As a recruiter, holding excellent communication is imperative to successfully connecting with qualified candidates. While you may be exceptional at sourcing and interviewing potential applicants for a position, recruiting emails connect you directly to candidates.
These emails represent the company in question – it’s the first point of contact with the brand and opportunity. Without the right approach, you’re leaving knowledgeable and competent employees off the table.
Tips on Writing Recruiting Emails to Help Secure the Most Qualified Candidates:
1. Your Subject Line is Key
It doesn’t matter how amazing the body of your email is; if you’re not convincing people to open the email, it’s a wasted effort. The subject line is the first point of contact for a candidate; it serves as the gatekeeper to your emails.
Always opt for personalized subject lines with under 50 characters. Be authentic and avoid spammy words (for example, “urgent,” “re,” and “reminder.” Stay on topic and focus on the relationship you’re trying to build.
2. Avoid Sending Cold Emails
Cold emails are generic, template recruiting letters that try to appeal to the masses. Unfortunately, they read as generic templates too. Personalized emails prompt interactions six times more frequently than a generic letter.
Spend a few minutes researching your candidates before emailing them; social media sites, professional profiles, and work samples or portfolios are all fantastic starting points. Pull a few pieces of information from the profiles and drop them into the message.
3. Stop Talking Like a Robot
Personalization involves more than a few names throughout the email.

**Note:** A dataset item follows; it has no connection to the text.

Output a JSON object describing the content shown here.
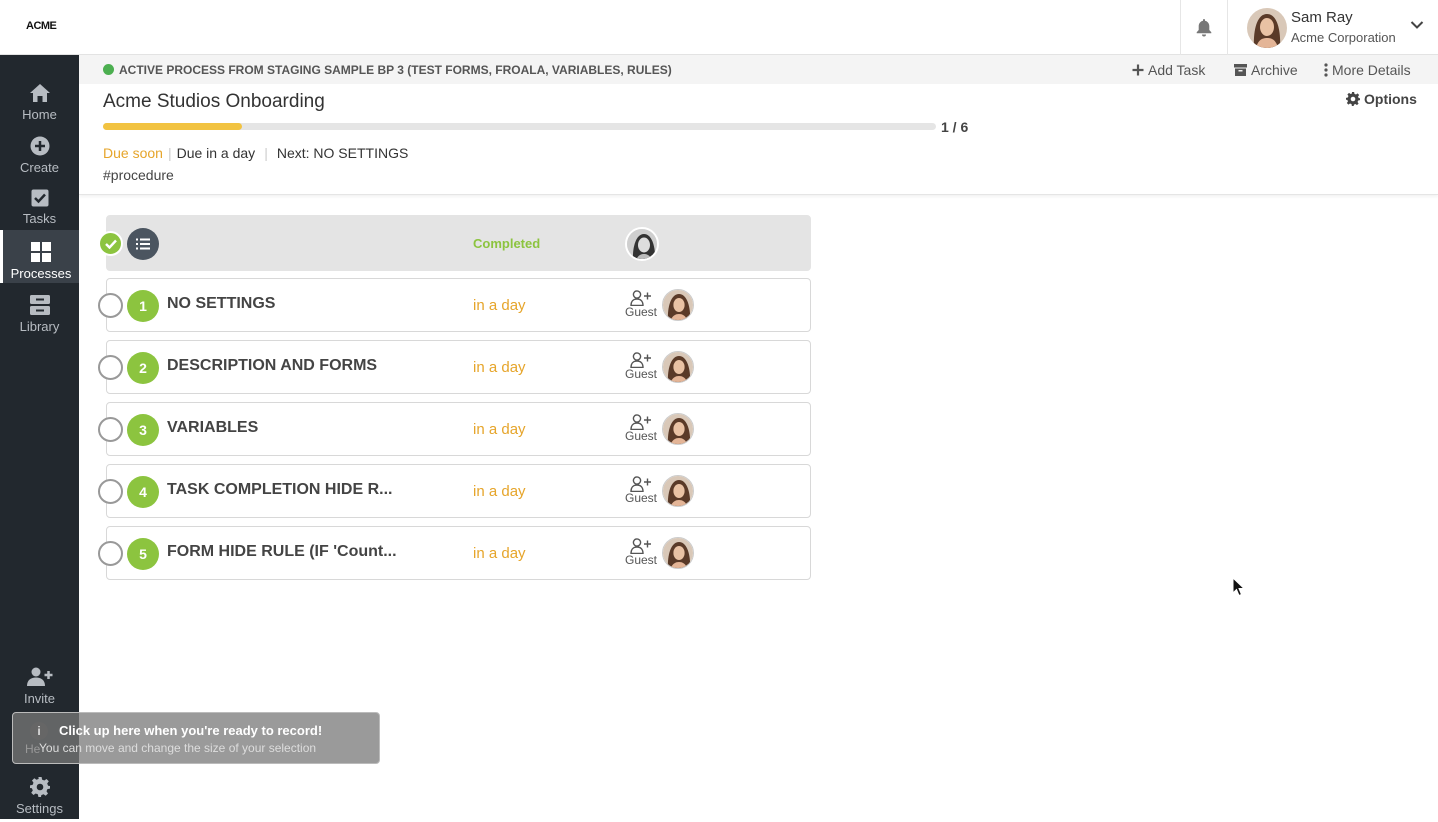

Make sure you drop the super formal approach and talk to your prospective candidates in a manner you’d like to be spoken to. Conversational tones perform better than ultra-formal communication styles almost every time. The initial contact shouldn’t focus on closing the candidate; they should build a relationship with the individual.
4. Stop Information Dumping
Information dumping involves sending everything about a job in the first email, which comes across as rude and uninvited. This method will often have a recruiter sending job details, salary, hours, and duties to the individual as a manner of laying all the details out quickly.
While these are all critical pieces of the job, this method assumes the person is interested in speaking with you. Too much information on first contact is overwhelming and presumptive.
5. Think Like the Employee
People don’t want to sift through thousands of words when it comes to a potential job. It’s time-consuming and unnecessary. Instead, offer quick bits of information about the position. Research shows that emails between 75-125 words have a response rate of over 50%. Basic job details like the position can intrigue potential candidates without seeming overwhelming.
If commuting is a significant perk of the job, include commute time maps with the job details. A commute time map outlines the distance of any candidate from the job in question, which can be a significant benefit to those traveling far distances currently.
6. Break the Mold
If a candidate is looking at your email, they’re probably looking at countless other emails too. Emails that look and sound the same are likely going to blend in with all the other emails. It’s a scientific fact that overexposure to stimulation results in a numb response.
On the other hand, unexpected emails or surprise us grab attention and promote the communication process. When sending your email, say something outside of the norm; keep it attention-grabbing and upbeat while remaining personable.
7. Don’t Be Afraid to Express Yourself
Science has shown that the brain responds better to feeling than processing information. People may not remember the details of an event, but they’re going to remember how you made them feel overall. Emotions are one of the most effective ways to drive engagement with your audience.
Emotion performs better than logic-based content by double. Meaning, you have the potential to unlock higher interaction simply by focusing on the emotional response in your recruiting emails. Happiness, humor, amusement, and interest are all strong motivators for engagement.
Use emotional words that invoke a feeling over a data-filled document. Pictures, links, or information should stir an emotional response in your reader.
8. Ensure Your Emails are Responsive
Over half of all emails are currently opened on a mobile device. Creating an email template that works on desktops or PCs disqualifies half of your potential candidates from viewing if the design isn’t responsive. A responsive email will be easy-to-read with breaks throughout the text.
The subject line should remain visible from a cell phone too. Avoid substantial graphics that can become warped or can displace text on a mobile platform. Before sending out an email, send a draft email to your account. Open the email on different devices (preferably cell phone, tablet, and PC).
How does the email look?
Does the reader have to scroll left to right (a huge no-no)?
Can you see the entire subject line?
By checking these features, you’ll ensure everything is simple, easy-to-read, and accurate.
9. Don’t Be Afraid to Follow Up
After spending a few days drafting up your killer template, you send out your copy, only to be ignored by the candidate. It can be discouraging, but it’s not uncommon. Mist first-touch emails are ignored or deleted by individuals. Follow up with the candidate a few days later.
Studies show that the more frequently someone is contacted, the more likely they interact with the company, brand, or individual. Emailing a follow-up is always a good idea when trying to send first-touch contact.